The special dynamic of the female bully is something that deserves a bit of its own blog space. Bullying between girls is often more psychological than physical. It can also be a bit sneakier. According to the book Bullying from Both Sides, by Walter Roberts, bullying between girls is called “relational aggression.” This term is appropriate as it connects girls to the Western societal emphasis that girls are raised to focus on relationships and communication (p. 59).
What does a bully-girl look like? The bully-girl reflects come “typical” characteristics (note typical does not mean every bully-girl displays these). The bully-girl is often popular and well-liked by adults. She does well in school and can even be friends with the girls she bullies. Fist fights are not her style. Rumors, gossip, revealing secrets, and exclusion of others are her methods of operation. Often she bullies in a group and, because of her status with others, she will often be joined by others or even pressured by others to bully to maintain her power position. The consequences of the bully-girl are serious and destructive, as much or more than with physical bullying. The target can experience anxiety, depression, low self-concept and/or show signs of being a target through a drop in academic performance, poor eating habits, complaints of excessive illness, or even show signs of self-harm. According to the National Crime Prevention Council’s information on the bully-girl, most adults don’t even know when a girl is being treated this way.
So what do parents do when they believe their daughter may be being bullied? As a former administrator and a current parent of a teenage daughter I can assure you that picking up the phone and calling the parent of the bully-girl or marching over to her home is NOT the best solution. Getting a handle on the situation is imperative if time allows for such discovery. Unless there is imminent physical danger, which would warrant a call to the school administrator or counselor, interjecting oneself into the dynamic is the last resort. First, remember that while you cannot “solve” the entire problem at hand, you can help the target realize that a bully is only a bully IF there is a target. I firmly believe that addressing the target must be a part of the entire resolution process. There is a reason a target is a target. It is not, however, the target’s fault if she is being bullied and to communicate fault would be unacceptable and flat out untrue. Watch for signs your daughter is being bullied. Look at her body language and her eyes, listen to her tone of voice and her words, and when you see signs, don’t dismiss them as a passing phase.

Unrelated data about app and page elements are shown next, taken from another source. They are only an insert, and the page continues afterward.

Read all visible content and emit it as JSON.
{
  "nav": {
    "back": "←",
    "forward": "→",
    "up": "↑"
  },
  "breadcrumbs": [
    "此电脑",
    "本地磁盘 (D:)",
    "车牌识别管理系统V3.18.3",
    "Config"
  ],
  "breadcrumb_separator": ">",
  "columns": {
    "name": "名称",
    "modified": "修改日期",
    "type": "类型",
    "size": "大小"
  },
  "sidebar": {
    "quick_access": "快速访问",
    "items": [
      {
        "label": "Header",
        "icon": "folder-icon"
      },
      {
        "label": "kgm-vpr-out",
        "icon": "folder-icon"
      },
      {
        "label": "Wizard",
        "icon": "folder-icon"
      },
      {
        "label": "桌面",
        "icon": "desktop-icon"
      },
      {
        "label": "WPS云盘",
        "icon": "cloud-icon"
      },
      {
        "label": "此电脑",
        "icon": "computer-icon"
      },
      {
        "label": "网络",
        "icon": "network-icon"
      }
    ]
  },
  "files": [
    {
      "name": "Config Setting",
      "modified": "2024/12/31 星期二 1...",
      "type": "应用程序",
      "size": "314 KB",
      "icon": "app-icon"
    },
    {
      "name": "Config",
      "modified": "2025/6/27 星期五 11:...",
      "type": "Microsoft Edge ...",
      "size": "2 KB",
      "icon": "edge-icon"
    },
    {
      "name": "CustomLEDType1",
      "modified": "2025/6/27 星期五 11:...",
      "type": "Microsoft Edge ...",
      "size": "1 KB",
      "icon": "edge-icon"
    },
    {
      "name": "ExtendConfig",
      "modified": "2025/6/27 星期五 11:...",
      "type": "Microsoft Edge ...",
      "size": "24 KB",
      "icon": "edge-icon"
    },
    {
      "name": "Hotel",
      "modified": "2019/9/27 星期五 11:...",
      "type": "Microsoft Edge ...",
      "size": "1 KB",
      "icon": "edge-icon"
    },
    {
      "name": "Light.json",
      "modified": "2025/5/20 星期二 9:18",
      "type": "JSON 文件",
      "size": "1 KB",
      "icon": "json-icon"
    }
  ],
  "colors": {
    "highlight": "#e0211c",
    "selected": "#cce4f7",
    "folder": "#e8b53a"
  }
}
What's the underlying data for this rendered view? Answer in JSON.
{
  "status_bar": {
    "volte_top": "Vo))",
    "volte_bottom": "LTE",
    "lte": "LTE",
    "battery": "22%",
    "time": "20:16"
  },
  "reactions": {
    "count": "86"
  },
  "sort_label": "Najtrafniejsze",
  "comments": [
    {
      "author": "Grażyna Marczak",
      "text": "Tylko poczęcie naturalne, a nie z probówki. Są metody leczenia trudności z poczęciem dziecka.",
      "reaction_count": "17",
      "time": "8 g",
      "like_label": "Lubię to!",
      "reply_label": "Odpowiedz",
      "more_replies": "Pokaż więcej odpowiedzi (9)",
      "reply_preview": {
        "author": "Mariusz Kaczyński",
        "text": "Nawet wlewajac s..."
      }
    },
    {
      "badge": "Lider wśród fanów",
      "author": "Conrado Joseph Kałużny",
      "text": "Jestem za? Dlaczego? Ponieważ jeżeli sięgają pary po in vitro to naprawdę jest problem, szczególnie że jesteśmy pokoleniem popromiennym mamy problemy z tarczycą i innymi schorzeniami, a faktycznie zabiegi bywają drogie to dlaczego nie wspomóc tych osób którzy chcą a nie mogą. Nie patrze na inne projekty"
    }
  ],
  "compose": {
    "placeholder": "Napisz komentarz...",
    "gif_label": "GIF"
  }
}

What should be done about the bully-girl? I believe punishment of a bully alone will NOT stop the pattern of the bully’s learned behavior. In the book Bullying from Both Sides, the author devotes an entire chapter to the strategic intervention focused on giving the bully attention because “they are kids, too.” This seems so counter to our culture, especially if we are a zero tolerance system, but bullies are bullies because they have learned behavior that must be changed. Most girls (and boys for that matter) cannot change a learned behavior without support and encouragement and thoughtful intervention. There is no “quick fix” for remediation of a learned behavior. The learned behavior of the bully must be replaced with a more appropriate and empowering behavior at the same time the bully is being held accountable for her actions. A bully-girl needs to tell her story and be heard beyond the surface. Education must take place about boundaries and behaviors that are acceptable. Simply requiring a change in behavior without providing alternate behaviors is futile. As humans, we all revert to what we know when we are being challenged outside out comfort zones and not given support to succeed.
As you can see, interestingly enough, both players in a bully-target dynamic need attention and intervention. Our girls are in need of our attention in this unique relational dynamic. Everyone must step up and be accountable for addressing the bully-girl. The way I see it, the end of bullying begins with me. Consider the words from the book “Black Beauty”: My doctrine is this, that if we see cruelty or wrong that we have the power to stop, and do nothing, we make ourselves sharers in the guilt.
Coloroso, Barbara. The Bully, the Bullied, and the Bystander. Harper-Collins Publisher, 2008
Roberts, Walter. Bullying from Both Sides. Corwin Press, 2006.
Wiseman, Rosalind. Queen Bees and Wannabes: Helping Your Daughter Survive Cliques, Goddip, Boyfriends, and the New Realities of Girl World. Three Rivers Press, 2002